Dr Glenn Almany
Do fishers get any benefits from marine protected areas?
Theoretically, marine protected areas can help sustain fisheries by exporting fish to places open to fishing, but hard evidence of this has been elusive. New research tests whether marine protected areas do export fish and where they go.
Glenn Almany is an ARC Future Fellow. His research focuses on coral reef fishes, and he works with fishers in Australia, Papua New Guinea and Solomon Islands to develop science-based management that benefits both reefs and people. He works closely with governments, fisheries managers, environmental conservation organizations and fishing communities.


Dr Mark Meekan
Running on empty – how the world’s largest fish sustains a planktivorous lifestyle

Mark Meekan is a Principal Research Scientist with the Perth Office of the Australian Institute of Marine Science and is a Partner Investigator with the ARC Centre of Excellence for Coral Reef Studies. He is a fish biologist and his research interests focus on the ecology of reef fishes and elasmobranchs in tropical waters. Over the last 10 years he has been involved in tagging studies that have tracked various species of sharks over much of northern Australian waters and the Indian Ocean.


Dr Sally Keith
Bursting with biodiversity….or not!

Species are not distributed evenly across our Earth – some places are bursting with biodiversity whilst others have very few species. I try to understand the processes that determine how patterns of biodiversity change over time, with the aim to help us speculate how it might re-organize in response to a changing environment. Sally Keith is a research fellow at the ARC Centre of Excellence for Coral Reef Studies and has broad interests in how and why patterns of biodiversity change through space and time. Sally is currently tackling this question with modelling techniques that try to reproduce patterns we observe in real life by simulating fundamental processes of colonization, speciation and extinction. These process-based models help us explore ideas at the cutting edge of theoretical ecology. Sally completed her PhD at Bournemouth University last year and prior to her current position has worked woodland plants, rocky shores invertebrates and primates.

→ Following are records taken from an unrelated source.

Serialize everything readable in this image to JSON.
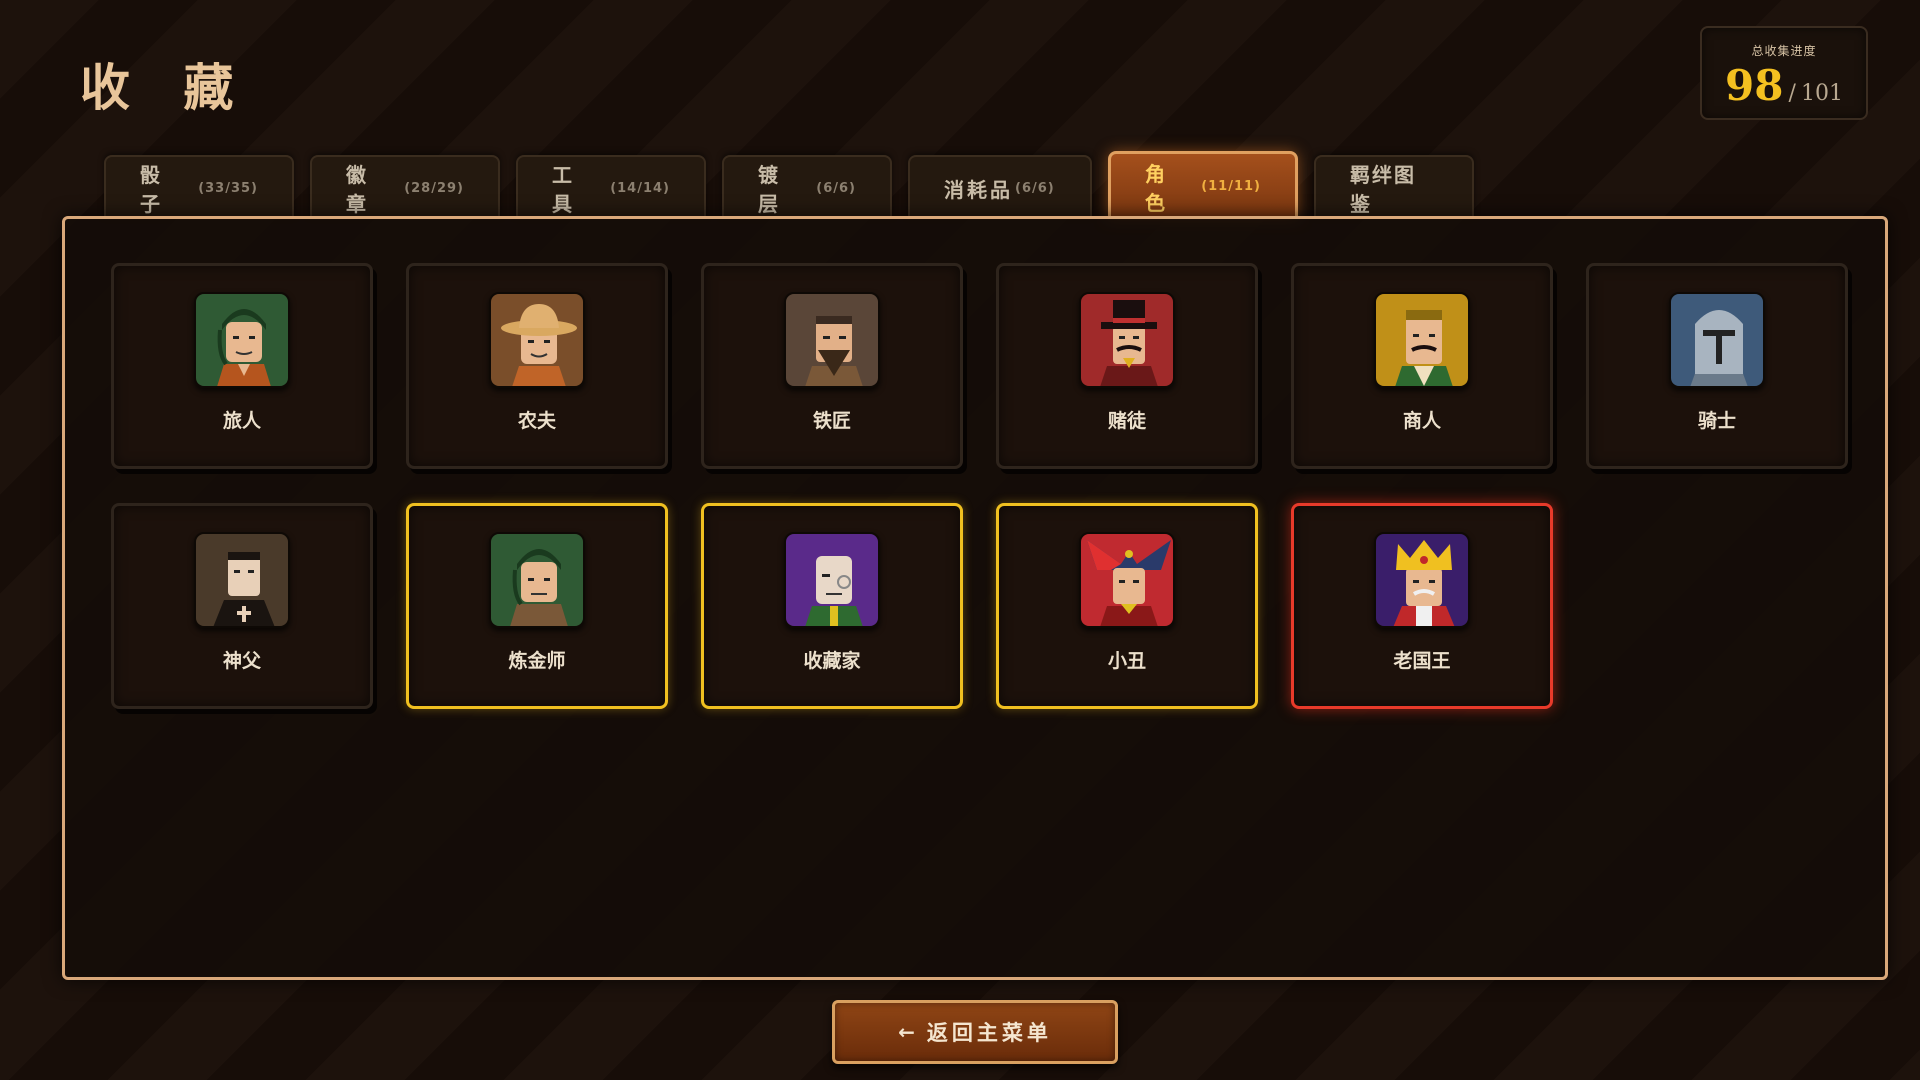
{
  "header": {
    "title": "收 藏"
  },
  "progress": {
    "label": "总收集进度",
    "current": "98",
    "separator": "/",
    "total": "101"
  },
  "tabs": [
    {
      "label": "骰 子",
      "count": "(33/35)",
      "active": false
    },
    {
      "label": "徽 章",
      "count": "(28/29)",
      "active": false
    },
    {
      "label": "工 具",
      "count": "(14/14)",
      "active": false
    },
    {
      "label": "镀 层",
      "count": "(6/6)",
      "active": false
    },
    {
      "label": "消耗品",
      "count": "(6/6)",
      "active": false
    },
    {
      "label": "角 色",
      "count": "(11/11)",
      "active": true
    },
    {
      "label": "羁绊图鉴",
      "count": "",
      "active": false
    }
  ],
  "cards": [
    {
      "name": "旅人",
      "icon": "traveler-icon",
      "highlight": "none"
    },
    {
      "name": "农夫",
      "icon": "farmer-icon",
      "highlight": "none"
    },
    {
      "name": "铁匠",
      "icon": "blacksmith-icon",
      "highlight": "none"
    },
    {
      "name": "赌徒",
      "icon": "gambler-icon",
      "highlight": "none"
    },
    {
      "name": "商人",
      "icon": "merchant-icon",
      "highlight": "none"
    },
    {
      "name": "骑士",
      "icon": "knight-icon",
      "highlight": "none"
    },
    {
      "name": "神父",
      "icon": "priest-icon",
      "highlight": "none"
    },
    {
      "name": "炼金师",
      "icon": "alchemist-icon",
      "highlight": "gold"
    },
    {
      "name": "收藏家",
      "icon": "collector-icon",
      "highlight": "gold"
    },
    {
      "name": "小丑",
      "icon": "jester-icon",
      "highlight": "gold"
    },
    {
      "name": "老国王",
      "icon": "old-king-icon",
      "highlight": "red"
    }
  ],
  "footer": {
    "back_arrow": "←",
    "back_label": "返回主菜单"
  },
  "colors": {
    "accent_gold": "#f4c020",
    "highlight_gold": "#f0c020",
    "highlight_red": "#e83a2a",
    "panel_border": "#d9a87a",
    "active_tab": "#a5501c"
  }
}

Professor Ove Hoegh-Guldberg
Evoluti
on of coral reef biodiversity under rapid climate change. Real or improbable?
The current rate of environmental change is among the highest for thousands if not millions of years. The big question is, will evolution step in and save the coral reefs like the Great Barrier Reef?  Ove will explore this question using data from past and present to illustrate the risk that the biodiversity of our great coral reefs may be left in the dust of a rapidly changing climate. Professor Ove Hoegh-Guldberg is a Deputy Director in the ARC Centre of Excellence for Coral Reef Studies, Director of the Global Change Institute at the University of Queensland, and a Queensland Premier’s Smart State Fellow (2008-2013). His research interests span a broad range of topics including marine biology, evolution, physiology, biochemistry and molecular biology of plant-animal symbioses, co-evolution, coral bleaching and climate change. Ove has published over 200 papers, including 18 in Science or Nature. He is reviewing editor at Science Magazine.

 

Seminars

More
Australian Research Council Pandora

Partner Research Institutions

Partner Partner Partner Partner
Coral Reef Studies

ARC Centre of Excellence for Coral Reef Studies
James Cook University Townsville
Queensland 4811 Australia

Phone: 61 7 4781 4000
Email: info@coralcoe.org.au